***** EXERCISE DATA *****

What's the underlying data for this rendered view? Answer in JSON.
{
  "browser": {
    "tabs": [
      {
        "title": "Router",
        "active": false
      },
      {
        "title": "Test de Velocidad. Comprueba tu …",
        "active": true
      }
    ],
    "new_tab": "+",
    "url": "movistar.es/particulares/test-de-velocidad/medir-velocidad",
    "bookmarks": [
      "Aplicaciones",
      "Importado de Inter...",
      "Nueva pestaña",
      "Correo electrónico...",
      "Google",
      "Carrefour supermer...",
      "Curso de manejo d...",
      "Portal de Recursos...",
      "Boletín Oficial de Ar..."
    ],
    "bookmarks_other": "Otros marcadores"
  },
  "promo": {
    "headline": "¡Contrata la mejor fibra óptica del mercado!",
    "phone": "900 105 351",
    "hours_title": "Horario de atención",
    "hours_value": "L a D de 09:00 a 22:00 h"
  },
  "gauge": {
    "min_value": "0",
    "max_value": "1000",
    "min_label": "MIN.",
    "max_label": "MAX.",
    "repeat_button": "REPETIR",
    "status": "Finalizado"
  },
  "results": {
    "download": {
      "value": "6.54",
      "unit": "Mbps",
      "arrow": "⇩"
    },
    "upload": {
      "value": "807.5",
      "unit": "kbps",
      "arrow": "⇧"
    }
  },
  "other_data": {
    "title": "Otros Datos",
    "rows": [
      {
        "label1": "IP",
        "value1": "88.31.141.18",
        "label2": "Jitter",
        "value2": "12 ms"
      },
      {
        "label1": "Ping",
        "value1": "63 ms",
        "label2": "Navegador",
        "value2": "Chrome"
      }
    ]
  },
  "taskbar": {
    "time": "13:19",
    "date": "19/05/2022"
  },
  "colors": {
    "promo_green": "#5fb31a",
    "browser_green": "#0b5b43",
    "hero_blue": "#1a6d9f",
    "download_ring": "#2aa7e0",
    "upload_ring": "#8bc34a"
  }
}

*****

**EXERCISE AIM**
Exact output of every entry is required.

**SOLUTION**
What's the underlying data for this rendered view? Answer in JSON.
{
  "browser": {
    "tabs": [
      {
        "title": "Router",
        "active": false
      },
      {
        "title": "Test de Velocidad. Comprueba tu …",
        "active": true
      }
    ],
    "new_tab": "+",
    "url": "movistar.es/particulares/test-de-velocidad/medir-velocidad",
    "bookmarks": [
      "Aplicaciones",
      "Importado de Inter...",
      "Nueva pestaña",
      "Correo electrónico...",
      "Google",
      "Carrefour supermer...",
      "Curso de manejo d...",
      "Portal de Recursos...",
      "Boletín Oficial de Ar..."
    ],
    "bookmarks_other": "Otros marcadores"
  },
  "promo": {
    "headline": "¡Contrata la mejor fibra óptica del mercado!",
    "phone": "900 105 351",
    "hours_title": "Horario de atención",
    "hours_value": "L a D de 09:00 a 22:00 h"
  },
  "gauge": {
    "min_value": "0",
    "max_value": "1000",
    "min_label": "MIN.",
    "max_label": "MAX.",
    "repeat_button": "REPETIR",
    "status": "Finalizado"
  },
  "results": {
    "download": {
      "value": "6.54",
      "unit": "Mbps",
      "arrow": "⇩"
    },
    "upload": {
      "value": "807.5",
      "unit": "kbps",
      "arrow": "⇧"
    }
  },
  "other_data": {
    "title": "Otros Datos",
    "rows": [
      {
        "label1": "IP",
        "value1": "88.31.141.18",
        "label2": "Jitter",
        "value2": "12 ms"
      },
      {
        "label1": "Ping",
        "value1": "63 ms",
        "label2": "Navegador",
        "value2": "Chrome"
      }
    ]
  },
  "taskbar": {
    "time": "13:19",
    "date": "19/05/2022"
  },
  "colors": {
    "promo_green": "#5fb31a",
    "browser_green": "#0b5b43",
    "hero_blue": "#1a6d9f",
    "download_ring": "#2aa7e0",
    "upload_ring": "#8bc34a"
  }
}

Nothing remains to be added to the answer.